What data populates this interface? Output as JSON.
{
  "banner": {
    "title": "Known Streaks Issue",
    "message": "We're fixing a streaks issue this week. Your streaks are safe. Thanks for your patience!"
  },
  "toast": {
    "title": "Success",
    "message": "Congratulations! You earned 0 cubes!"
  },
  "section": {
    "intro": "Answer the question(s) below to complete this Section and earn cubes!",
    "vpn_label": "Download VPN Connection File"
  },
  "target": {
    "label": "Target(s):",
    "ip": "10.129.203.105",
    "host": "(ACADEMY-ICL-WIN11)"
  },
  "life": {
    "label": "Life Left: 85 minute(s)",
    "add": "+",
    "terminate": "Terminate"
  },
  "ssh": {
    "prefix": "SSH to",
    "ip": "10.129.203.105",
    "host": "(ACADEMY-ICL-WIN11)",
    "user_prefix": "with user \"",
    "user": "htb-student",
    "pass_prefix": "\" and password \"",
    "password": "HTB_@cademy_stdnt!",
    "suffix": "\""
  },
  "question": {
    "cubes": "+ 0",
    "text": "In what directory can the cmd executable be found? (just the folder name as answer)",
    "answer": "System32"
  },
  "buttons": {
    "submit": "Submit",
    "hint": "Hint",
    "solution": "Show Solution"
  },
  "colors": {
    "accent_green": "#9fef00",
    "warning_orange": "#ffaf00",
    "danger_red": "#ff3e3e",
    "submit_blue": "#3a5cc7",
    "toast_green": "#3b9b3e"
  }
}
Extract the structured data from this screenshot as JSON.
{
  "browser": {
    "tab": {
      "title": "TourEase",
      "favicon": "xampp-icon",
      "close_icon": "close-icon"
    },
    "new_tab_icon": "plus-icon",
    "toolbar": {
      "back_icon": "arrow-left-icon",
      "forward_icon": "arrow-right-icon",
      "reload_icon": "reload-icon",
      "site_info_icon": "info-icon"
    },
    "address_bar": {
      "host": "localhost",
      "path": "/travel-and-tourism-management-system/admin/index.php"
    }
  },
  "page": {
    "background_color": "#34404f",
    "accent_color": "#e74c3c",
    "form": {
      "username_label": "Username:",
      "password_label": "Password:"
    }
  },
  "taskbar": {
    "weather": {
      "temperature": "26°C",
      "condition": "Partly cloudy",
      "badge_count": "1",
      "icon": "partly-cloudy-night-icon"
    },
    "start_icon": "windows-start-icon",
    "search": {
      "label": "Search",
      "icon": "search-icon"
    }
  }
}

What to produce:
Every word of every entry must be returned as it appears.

Answer to the problem:
What data populates this interface? Output as JSON.
{
  "banner": {
    "title": "Known Streaks Issue",
    "message": "We're fixing a streaks issue this week. Your streaks are safe. Thanks for your patience!"
  },
  "toast": {
    "title": "Success",
    "message": "Congratulations! You earned 0 cubes!"
  },
  "section": {
    "intro": "Answer the question(s) below to complete this Section and earn cubes!",
    "vpn_label": "Download VPN Connection File"
  },
  "target": {
    "label": "Target(s):",
    "ip": "10.129.203.105",
    "host": "(ACADEMY-ICL-WIN11)"
  },
  "life": {
    "label": "Life Left: 85 minute(s)",
    "add": "+",
    "terminate": "Terminate"
  },
  "ssh": {
    "prefix": "SSH to",
    "ip": "10.129.203.105",
    "host": "(ACADEMY-ICL-WIN11)",
    "user_prefix": "with user \"",
    "user": "htb-student",
    "pass_prefix": "\" and password \"",
    "password": "HTB_@cademy_stdnt!",
    "suffix": "\""
  },
  "question": {
    "cubes": "+ 0",
    "text": "In what directory can the cmd executable be found? (just the folder name as answer)",
    "answer": "System32"
  },
  "buttons": {
    "submit": "Submit",
    "hint": "Hint",
    "solution": "Show Solution"
  },
  "colors": {
    "accent_green": "#9fef00",
    "warning_orange": "#ffaf00",
    "danger_red": "#ff3e3e",
    "submit_blue": "#3a5cc7",
    "toast_green": "#3b9b3e"
  }
}
Extract the structured data from this screenshot as JSON.
{
  "browser": {
    "tab": {
      "title": "TourEase",
      "favicon": "xampp-icon",
      "close_icon": "close-icon"
    },
    "new_tab_icon": "plus-icon",
    "toolbar": {
      "back_icon": "arrow-left-icon",
      "forward_icon": "arrow-right-icon",
      "reload_icon": "reload-icon",
      "site_info_icon": "info-icon"
    },
    "address_bar": {
      "host": "localhost",
      "path": "/travel-and-tourism-management-system/admin/index.php"
    }
  },
  "page": {
    "background_color": "#34404f",
    "accent_color": "#e74c3c",
    "form": {
      "username_label": "Username:",
      "password_label": "Password:"
    }
  },
  "taskbar": {
    "weather": {
      "temperature": "26°C",
      "condition": "Partly cloudy",
      "badge_count": "1",
      "icon": "partly-cloudy-night-icon"
    },
    "start_icon": "windows-start-icon",
    "search": {
      "label": "Search",
      "icon": "search-icon"
    }
  }
}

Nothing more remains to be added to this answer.